Avelino, Heriberto
2019. The ecology of variation and change in the context of language attrition. Language Ecology 3:1  pp. 28 ff. Crossref logo
Dash, Niladri Sekhar & L. Ramamoorthy
2019.  In Utility and Application of Language Corpora,  pp. 139 ff. Crossref logo
Goddard, Cliff & Anna Wierzbicka
2014. Semantic fieldwork and lexical universals. Studies in Language 38:1  pp. 80 ff. Crossref logo
Haynes, Erin F. & Michael Taylor
2014. An assessment of acoustic contrast between long and short vowels using convex hulls. The Journal of the Acoustical Society of America 136:2  pp. 883 ff. Crossref logo

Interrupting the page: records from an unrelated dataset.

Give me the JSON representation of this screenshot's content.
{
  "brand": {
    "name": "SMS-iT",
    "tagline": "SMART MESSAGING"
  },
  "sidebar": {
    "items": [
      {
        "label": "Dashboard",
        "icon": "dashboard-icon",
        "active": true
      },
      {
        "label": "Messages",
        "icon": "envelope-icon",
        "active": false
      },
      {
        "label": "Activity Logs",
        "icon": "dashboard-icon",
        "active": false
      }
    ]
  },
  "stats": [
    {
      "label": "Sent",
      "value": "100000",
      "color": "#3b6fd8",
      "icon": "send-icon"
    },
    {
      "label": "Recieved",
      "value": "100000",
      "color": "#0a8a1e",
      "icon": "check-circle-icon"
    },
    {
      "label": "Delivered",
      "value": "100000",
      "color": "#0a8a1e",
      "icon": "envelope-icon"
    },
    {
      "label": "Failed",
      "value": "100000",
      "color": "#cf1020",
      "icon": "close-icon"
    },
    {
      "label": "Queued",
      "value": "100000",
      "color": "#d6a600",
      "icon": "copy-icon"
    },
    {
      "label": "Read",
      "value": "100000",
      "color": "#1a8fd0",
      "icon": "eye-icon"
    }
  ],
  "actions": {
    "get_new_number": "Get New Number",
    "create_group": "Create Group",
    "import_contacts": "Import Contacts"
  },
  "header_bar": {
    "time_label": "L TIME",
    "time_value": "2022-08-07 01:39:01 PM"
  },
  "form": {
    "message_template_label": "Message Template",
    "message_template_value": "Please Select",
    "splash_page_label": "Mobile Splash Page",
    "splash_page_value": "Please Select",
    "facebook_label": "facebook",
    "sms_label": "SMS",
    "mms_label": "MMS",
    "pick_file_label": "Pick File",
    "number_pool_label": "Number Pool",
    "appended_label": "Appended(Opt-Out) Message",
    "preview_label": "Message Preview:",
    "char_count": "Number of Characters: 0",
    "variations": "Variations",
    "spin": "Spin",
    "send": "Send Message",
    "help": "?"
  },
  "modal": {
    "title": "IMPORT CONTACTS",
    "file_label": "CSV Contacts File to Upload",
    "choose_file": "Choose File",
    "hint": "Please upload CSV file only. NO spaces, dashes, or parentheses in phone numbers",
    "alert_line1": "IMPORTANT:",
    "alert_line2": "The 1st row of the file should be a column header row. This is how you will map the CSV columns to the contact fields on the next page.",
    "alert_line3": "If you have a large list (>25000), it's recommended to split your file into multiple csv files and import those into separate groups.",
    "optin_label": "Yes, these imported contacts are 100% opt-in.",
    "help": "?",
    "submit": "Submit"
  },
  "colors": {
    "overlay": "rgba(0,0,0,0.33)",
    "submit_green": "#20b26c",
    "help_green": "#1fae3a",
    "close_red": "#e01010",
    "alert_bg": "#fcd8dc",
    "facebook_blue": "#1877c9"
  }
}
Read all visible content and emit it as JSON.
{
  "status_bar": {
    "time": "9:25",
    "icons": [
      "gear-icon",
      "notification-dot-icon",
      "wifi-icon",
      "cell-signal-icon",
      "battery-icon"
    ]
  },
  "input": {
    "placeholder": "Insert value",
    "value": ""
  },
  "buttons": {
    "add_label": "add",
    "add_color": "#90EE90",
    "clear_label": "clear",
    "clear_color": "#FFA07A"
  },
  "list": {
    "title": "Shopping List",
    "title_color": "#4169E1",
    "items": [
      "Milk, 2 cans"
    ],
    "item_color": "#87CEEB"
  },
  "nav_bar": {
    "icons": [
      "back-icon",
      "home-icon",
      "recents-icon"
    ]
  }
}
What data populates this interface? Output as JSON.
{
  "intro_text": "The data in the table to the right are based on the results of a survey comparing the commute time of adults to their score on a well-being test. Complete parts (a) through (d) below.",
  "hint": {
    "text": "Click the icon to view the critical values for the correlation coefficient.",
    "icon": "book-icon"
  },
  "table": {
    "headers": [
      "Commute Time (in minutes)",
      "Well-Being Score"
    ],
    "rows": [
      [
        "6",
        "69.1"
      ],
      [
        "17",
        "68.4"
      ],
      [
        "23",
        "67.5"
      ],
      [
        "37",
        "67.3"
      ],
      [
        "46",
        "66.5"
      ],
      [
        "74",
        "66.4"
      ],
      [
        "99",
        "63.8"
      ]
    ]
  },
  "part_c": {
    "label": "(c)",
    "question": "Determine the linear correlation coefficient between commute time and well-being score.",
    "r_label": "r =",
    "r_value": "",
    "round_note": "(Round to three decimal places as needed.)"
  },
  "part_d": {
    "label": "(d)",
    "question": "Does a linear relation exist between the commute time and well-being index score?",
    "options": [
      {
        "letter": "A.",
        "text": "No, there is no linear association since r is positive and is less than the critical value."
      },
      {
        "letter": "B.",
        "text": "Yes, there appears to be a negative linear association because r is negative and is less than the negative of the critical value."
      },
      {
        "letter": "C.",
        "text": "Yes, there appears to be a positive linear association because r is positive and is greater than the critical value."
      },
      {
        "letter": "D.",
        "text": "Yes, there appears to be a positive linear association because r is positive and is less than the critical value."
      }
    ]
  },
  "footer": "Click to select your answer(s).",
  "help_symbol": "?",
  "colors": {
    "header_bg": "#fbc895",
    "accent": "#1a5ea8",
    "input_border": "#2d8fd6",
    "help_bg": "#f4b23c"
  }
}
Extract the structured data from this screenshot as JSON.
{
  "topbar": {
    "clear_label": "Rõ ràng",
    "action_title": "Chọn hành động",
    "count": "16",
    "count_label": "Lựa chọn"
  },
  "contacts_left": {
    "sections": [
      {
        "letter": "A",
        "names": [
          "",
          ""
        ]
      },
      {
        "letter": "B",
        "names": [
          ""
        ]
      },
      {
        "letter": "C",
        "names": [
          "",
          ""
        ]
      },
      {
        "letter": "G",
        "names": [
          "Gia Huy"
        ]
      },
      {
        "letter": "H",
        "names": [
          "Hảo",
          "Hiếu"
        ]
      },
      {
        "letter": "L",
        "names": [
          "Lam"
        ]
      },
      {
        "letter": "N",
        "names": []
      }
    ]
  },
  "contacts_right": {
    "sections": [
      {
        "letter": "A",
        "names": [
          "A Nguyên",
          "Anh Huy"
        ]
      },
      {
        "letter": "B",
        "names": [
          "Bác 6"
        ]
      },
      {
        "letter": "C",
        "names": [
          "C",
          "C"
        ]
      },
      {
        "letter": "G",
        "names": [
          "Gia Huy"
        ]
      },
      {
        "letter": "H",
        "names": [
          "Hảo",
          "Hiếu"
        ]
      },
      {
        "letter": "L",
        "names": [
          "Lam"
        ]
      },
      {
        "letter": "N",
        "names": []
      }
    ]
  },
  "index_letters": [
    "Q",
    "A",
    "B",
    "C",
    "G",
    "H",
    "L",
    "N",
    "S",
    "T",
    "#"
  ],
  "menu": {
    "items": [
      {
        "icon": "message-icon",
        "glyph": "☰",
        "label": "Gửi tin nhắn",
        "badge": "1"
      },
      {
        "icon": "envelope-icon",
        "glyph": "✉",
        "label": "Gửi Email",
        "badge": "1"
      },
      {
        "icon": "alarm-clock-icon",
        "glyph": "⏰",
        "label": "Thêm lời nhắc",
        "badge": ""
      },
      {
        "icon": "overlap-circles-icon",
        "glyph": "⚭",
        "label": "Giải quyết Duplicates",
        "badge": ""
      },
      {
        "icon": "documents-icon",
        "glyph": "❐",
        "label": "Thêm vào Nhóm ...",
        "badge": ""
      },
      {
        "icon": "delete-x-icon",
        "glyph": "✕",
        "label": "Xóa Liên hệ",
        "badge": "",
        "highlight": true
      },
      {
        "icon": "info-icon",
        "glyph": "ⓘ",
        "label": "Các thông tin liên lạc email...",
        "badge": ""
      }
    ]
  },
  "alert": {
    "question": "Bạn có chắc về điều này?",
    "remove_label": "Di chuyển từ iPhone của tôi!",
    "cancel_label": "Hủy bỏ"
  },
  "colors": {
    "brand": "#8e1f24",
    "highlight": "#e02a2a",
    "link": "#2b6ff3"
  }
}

King, Alexander D.
2015. Add language documentation to any ethnographic project in six steps. Anthropology Today 31:4  pp. 8 ff. Crossref logo

This list is based on CrossRef data as of 26 june 2020. Please note that it may not be complete. Sources presented here have been supplied by the respective publishers. Any errors therein should be reported to them.

Subjects
BIC Subject: CBX – Language: history & general works
BISAC Subject: LAN009000 – LANGUAGE ARTS & DISCIPLINES / Linguistics / General
U.S. Library of Congress Control Number:  2010022703